ACTION ITEM - Each line of the records that holds "Levels" should be shown in full.

BEGIN RECORDS SUPPLIED

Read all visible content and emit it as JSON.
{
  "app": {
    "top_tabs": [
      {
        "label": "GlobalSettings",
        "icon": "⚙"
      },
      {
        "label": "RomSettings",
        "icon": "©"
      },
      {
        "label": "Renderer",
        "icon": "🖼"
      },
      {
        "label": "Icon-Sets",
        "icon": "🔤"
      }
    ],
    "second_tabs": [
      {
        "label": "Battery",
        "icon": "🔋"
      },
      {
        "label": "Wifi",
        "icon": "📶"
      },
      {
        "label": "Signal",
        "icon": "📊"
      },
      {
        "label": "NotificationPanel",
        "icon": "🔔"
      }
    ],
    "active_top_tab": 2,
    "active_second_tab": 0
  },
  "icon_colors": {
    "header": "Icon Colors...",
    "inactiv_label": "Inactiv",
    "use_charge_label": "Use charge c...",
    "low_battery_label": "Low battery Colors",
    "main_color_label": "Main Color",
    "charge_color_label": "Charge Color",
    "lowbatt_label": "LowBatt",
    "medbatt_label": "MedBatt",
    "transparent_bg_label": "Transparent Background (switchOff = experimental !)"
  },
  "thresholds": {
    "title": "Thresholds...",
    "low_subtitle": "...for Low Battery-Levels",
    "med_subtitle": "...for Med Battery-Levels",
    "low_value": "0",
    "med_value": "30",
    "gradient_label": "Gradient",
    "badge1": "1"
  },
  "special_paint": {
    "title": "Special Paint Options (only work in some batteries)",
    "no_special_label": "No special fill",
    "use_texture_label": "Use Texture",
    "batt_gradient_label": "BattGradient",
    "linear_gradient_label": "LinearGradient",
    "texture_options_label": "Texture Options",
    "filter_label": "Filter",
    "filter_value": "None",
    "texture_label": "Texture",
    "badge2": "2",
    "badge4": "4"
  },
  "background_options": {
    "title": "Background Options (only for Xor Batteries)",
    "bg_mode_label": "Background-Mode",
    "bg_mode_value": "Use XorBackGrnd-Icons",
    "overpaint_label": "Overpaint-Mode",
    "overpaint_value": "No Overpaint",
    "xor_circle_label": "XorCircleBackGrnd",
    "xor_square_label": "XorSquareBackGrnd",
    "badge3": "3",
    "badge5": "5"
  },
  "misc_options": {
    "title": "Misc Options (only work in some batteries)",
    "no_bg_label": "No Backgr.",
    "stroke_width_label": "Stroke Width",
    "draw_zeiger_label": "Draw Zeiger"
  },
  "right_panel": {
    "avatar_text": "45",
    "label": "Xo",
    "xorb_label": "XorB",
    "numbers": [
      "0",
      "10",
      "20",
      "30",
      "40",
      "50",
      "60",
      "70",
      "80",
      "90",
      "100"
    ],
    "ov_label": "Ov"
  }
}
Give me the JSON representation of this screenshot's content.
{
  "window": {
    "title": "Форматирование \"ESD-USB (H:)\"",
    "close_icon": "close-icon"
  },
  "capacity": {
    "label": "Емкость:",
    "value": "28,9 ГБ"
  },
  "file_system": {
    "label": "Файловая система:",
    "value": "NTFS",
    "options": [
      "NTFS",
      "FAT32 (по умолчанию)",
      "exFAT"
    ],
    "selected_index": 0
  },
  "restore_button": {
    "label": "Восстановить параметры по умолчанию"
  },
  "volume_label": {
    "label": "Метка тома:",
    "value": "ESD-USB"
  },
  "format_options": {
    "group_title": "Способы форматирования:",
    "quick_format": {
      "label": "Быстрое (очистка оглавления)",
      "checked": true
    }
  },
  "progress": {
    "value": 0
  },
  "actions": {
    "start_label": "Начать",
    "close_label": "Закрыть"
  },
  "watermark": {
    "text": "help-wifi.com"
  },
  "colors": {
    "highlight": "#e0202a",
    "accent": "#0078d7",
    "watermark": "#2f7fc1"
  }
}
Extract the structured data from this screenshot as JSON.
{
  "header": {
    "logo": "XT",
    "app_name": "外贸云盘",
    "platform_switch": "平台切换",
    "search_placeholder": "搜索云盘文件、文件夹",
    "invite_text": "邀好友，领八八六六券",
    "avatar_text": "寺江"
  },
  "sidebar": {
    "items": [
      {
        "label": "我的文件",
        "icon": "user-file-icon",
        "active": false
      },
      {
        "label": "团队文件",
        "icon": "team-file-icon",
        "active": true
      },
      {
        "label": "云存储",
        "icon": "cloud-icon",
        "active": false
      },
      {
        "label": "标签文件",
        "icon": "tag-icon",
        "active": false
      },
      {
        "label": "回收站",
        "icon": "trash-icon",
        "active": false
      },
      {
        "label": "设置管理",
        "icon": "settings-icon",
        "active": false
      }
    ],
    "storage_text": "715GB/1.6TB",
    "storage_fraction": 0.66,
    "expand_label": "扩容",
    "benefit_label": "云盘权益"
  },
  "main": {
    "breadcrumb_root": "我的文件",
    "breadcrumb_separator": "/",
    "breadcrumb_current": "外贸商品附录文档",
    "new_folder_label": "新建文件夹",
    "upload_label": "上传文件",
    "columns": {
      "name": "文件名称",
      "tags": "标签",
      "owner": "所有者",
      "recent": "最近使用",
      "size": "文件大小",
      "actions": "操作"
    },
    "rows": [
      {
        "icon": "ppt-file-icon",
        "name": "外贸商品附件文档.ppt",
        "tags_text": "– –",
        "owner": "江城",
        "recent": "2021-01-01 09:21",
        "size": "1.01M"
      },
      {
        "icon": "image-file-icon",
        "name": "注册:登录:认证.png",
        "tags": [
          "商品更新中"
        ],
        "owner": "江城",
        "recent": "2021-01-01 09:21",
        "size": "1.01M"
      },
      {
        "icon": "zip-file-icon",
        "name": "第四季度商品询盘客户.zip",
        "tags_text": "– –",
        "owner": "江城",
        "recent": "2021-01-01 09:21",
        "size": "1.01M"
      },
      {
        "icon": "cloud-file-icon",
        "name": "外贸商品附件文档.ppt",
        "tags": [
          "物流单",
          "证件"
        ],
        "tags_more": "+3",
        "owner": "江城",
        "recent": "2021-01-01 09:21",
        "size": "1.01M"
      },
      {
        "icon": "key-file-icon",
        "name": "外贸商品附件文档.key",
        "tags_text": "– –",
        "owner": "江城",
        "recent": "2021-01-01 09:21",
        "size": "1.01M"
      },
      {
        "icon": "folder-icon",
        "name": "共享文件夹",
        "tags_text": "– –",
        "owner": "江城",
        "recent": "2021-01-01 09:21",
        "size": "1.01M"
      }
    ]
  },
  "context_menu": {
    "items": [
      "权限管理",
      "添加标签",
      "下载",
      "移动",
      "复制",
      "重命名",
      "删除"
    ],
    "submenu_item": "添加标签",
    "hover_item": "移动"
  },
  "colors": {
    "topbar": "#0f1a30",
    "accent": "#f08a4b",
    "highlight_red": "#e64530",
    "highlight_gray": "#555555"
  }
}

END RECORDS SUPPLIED

RESULT OF THIS EXERCISE -
    "low_subtitle": "...for Low Battery-Levels",
    "med_subtitle": "...for Med Battery-Levels",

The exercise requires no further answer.